A mixed method analysis of the interaction between teacher variables, teacher absences, school district policies, and student achievement
Teacher absenteeism is expensive, disrupts the continuity of educational activities, and results in students attending classes with less qualified substitute teachers. The purpose of this study was to analyze the relationships among teacher variables, teacher absenteeism, student achievement, and school district policy governing teacher absenteeism. The teacher variables included gender, ethnicity, years of teaching experience, highest degree attained, and type of teaching license. Using a sequential mixed methods approach, data were collected on 50 fourth to eighth grade teachers. Their students' math and reading/language arts (RLA) scores on the Tennessee Comprehensive Assessment Program (TCAP) were used to measure student achievement. Teacher interviews were conducted to gather data regarding the issues surrounding teacher absenteeism. The school district's leave policies were analyzed to determine whether they were consistent with recommendations from the literature review. Three null hypotheses were tested using Pearson's product-moment correlations. More experienced teachers had statistically significantly higher absence rates, and students of teachers with advanced degrees scored statistically significantly higher on both TCAP math and RLA subtests than teachers with only bachelor's degrees. Students of more experienced teachers scored significantly higher on the TCAP math subtest, while students of less experienced teachers scored significantly higher on the TCAP RLA subtest. There was no statistically significant relationship between the total number of teacher absences and student achievement. Teachers reported in the interviews that substitute teachers are less effective than classroom teachers and that teachers have a "use it or lose it" mentality regarding sick leave. An analysis of the leave policies found that the district employs a substitute coordinator, has a sick leave bank, and does not uniformly require teachers to report absences directly to their respective principals, all of which stand in contrast to the recommendations from the literature. It is recommended that the participating school district hire experienced math teachers with advanced degrees and offer a financial incentive program to reduce teacher absences. The participating school district should maintain its sick leave bank for ethical reasons and continue to employ its substitute coordinator to maximize efficiency. Future research should examine a school system with a large, diverse population.^

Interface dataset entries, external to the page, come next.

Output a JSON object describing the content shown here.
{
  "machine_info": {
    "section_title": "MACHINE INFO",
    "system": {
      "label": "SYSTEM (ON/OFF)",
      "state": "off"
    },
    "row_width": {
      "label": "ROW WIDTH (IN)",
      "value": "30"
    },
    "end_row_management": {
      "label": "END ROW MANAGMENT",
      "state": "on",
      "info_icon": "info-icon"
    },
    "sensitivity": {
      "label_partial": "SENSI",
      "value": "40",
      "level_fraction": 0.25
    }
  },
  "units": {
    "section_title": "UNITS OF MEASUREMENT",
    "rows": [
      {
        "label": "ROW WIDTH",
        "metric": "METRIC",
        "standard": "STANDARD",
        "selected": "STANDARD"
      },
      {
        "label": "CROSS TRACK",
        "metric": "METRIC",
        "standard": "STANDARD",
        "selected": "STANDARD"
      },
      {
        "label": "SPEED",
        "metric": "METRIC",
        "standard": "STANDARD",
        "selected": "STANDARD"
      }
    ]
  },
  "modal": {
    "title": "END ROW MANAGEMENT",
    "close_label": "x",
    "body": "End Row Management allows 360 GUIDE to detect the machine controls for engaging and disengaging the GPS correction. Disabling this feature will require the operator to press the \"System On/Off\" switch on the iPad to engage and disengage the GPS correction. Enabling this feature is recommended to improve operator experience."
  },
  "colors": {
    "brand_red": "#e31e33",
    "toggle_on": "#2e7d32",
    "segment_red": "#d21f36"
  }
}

Education, Middle School|Education, Policy|Education, Administration|Education, Elementary
Glenn Woodrow Dillehay,
"A mixed method analysis of the interaction between teacher variables, teacher absences, school district policies, and student achievement"
ETD Collection for Tennessee State University.